John Carver and Chris Cummins, Toronto FC (2008-2009)
Carver gave up on MLS last season. First, he criticized the standard of officiating after a 3-2 road loss at FC Dallas and subsequently fined $750 by the League. After he wasn't on the bench for a 1-0 home victory over Chivas USA, he resigned for personal reasons four days later on April 25th. Toronto failed to reach the playoffs in 2008 (9-13-8) and was 2-2-2 under Carver in 2009. Earlier this month the Englishman was named assistant coach to Plymouth Argyle manager Paul Mariner, the former New England Revolutoin assistant who left at the end of the regular season. Chris Cummins, an Englishman, coached Toronto on an interim basis the rest of the season (8-9-7) as the team wound up on the post-season sideline before Preki was named as head coach for 2010.
Gary Smith, Colorado Rapids (2008 to present)

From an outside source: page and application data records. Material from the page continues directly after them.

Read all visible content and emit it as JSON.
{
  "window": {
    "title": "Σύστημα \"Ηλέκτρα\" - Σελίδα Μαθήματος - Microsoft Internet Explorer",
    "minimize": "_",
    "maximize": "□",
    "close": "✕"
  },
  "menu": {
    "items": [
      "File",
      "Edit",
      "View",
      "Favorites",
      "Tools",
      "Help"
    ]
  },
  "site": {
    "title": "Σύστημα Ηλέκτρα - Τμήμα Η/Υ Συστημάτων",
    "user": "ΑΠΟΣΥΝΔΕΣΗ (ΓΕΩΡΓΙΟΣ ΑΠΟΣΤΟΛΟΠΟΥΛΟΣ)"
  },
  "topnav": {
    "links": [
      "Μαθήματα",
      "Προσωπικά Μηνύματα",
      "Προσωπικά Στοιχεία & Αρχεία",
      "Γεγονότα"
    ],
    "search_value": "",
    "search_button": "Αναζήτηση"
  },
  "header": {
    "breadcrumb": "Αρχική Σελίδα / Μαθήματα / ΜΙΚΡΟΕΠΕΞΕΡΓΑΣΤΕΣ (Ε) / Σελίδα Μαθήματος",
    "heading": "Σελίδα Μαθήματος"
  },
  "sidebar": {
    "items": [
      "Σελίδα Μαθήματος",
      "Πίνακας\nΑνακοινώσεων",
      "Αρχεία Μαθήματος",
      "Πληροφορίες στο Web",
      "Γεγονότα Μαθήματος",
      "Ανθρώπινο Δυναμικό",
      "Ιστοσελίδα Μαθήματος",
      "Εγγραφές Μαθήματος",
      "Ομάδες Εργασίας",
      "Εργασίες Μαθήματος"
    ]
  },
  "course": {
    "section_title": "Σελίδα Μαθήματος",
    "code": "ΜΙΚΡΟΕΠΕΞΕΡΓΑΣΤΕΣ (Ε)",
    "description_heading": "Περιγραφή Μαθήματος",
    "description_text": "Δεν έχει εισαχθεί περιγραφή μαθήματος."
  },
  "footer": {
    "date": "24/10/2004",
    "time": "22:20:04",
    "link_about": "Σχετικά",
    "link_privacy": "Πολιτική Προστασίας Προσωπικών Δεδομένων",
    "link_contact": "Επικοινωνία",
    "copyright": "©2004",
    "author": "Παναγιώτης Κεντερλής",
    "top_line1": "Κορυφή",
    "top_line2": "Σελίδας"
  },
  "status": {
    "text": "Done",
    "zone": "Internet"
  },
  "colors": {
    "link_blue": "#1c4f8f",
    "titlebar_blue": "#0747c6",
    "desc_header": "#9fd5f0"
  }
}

After replacing Fernando Clavijo as interim coach, Smith guided the Rapids to a 5-4-2 mark the rest of the 2008 season. They missed the playoffs in the final minute of their last regular-season game in '08, and were on the sidelines again for '09 with a 10-10-10 mark and a sixth-place finish in the Western Conference. The Rapids are Smith's first job as a head coach after being an assistant with Wimbledon and Wycombe in England. Smith, who enjoyed a 10-year career in England, could be on the hot seat if the Rapids don't start well or finish poorly.
One last note: If you're wondering why Carlos Cordoda (Miami Fusion, 1998) and Colin Clarke (FC Dallas, 2003-2006) weren't mentioned, they had coached in the United States prior to their MLS ventures.